• **INFORMATION SHOWN**:
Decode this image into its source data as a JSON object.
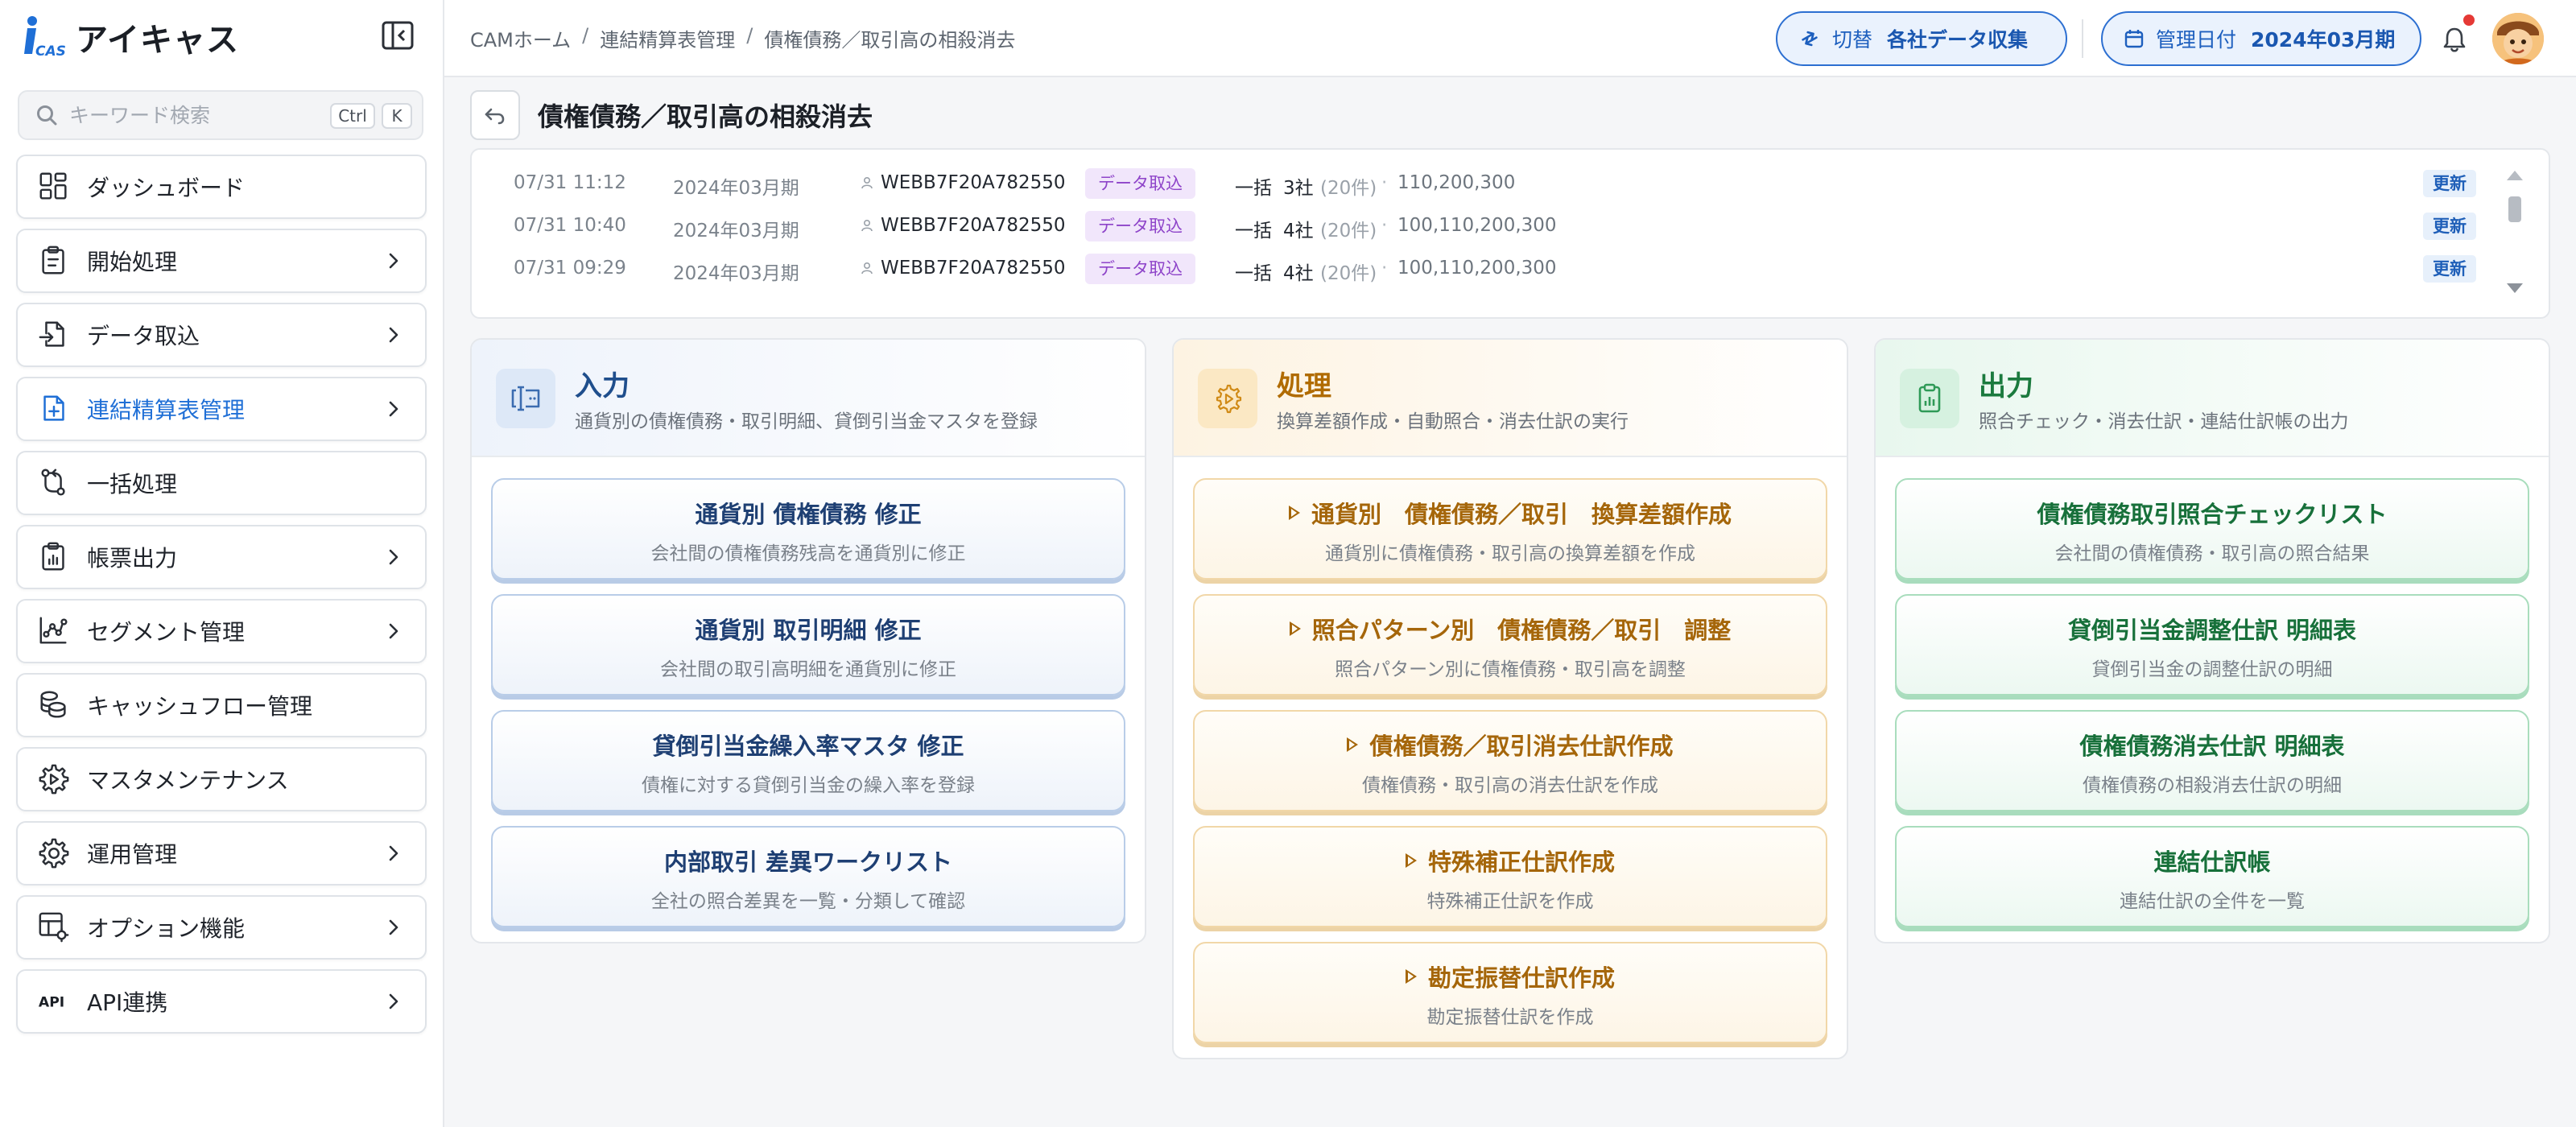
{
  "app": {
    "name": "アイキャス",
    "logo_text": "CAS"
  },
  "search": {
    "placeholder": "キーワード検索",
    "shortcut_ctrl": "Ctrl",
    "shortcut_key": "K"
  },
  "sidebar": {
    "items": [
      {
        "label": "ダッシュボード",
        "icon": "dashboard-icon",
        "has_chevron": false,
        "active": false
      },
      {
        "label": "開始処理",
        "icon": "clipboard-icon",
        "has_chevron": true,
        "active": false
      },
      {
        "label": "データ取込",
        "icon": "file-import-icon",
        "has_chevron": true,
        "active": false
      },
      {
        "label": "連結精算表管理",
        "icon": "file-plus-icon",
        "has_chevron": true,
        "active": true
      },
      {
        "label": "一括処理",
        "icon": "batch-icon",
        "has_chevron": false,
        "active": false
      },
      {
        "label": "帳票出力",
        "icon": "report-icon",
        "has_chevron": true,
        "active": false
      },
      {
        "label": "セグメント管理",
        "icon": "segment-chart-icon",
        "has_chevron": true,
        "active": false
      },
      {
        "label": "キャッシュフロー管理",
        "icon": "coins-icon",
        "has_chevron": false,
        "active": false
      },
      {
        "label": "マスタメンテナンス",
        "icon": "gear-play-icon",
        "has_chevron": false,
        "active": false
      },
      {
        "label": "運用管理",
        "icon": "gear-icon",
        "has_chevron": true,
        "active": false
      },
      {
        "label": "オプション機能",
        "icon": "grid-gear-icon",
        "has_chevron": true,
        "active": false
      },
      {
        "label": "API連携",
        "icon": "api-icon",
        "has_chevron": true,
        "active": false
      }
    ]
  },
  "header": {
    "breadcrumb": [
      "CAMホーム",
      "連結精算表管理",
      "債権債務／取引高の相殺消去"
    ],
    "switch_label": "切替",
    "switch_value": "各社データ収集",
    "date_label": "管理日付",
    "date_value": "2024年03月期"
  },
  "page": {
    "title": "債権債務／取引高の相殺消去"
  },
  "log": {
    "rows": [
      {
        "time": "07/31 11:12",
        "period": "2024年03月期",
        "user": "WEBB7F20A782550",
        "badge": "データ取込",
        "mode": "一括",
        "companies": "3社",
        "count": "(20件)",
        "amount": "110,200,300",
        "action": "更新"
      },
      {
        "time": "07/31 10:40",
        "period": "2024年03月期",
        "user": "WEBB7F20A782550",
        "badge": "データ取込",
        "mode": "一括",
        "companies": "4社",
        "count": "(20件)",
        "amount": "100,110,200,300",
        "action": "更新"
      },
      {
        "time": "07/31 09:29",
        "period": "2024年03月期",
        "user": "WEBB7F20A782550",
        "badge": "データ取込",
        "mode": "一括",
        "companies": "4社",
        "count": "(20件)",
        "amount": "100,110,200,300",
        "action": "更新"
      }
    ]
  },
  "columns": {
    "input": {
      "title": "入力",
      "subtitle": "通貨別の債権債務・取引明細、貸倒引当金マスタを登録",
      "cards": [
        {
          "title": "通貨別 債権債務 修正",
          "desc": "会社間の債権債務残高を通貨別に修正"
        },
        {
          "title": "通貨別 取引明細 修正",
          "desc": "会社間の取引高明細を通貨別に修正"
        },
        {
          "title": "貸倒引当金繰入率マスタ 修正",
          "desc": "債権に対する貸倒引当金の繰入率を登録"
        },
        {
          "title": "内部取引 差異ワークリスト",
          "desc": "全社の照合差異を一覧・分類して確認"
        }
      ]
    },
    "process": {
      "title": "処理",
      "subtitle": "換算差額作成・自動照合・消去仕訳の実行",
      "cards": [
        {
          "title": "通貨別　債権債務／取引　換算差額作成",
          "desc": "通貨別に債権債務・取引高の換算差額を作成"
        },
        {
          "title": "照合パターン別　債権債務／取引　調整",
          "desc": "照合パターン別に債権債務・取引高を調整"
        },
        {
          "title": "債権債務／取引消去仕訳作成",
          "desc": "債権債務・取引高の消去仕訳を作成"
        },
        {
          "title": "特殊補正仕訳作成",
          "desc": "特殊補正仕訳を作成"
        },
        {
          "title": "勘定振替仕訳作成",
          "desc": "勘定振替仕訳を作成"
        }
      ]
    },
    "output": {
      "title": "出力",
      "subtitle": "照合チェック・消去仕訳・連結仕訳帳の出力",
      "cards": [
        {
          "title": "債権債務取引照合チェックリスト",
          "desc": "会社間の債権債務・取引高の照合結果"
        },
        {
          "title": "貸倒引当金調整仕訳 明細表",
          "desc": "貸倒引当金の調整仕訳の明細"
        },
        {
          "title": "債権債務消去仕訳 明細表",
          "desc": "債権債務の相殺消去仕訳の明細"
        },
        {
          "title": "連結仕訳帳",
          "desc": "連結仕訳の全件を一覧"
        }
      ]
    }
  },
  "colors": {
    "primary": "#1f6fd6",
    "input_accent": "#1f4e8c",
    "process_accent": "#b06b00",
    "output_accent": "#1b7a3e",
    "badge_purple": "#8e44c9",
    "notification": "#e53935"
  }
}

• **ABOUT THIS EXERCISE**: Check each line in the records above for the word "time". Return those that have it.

• **OUTPUT OF THE TASK**:
        "time": "07/31 11:12",
        "time": "07/31 10:40",
        "time": "07/31 09:29",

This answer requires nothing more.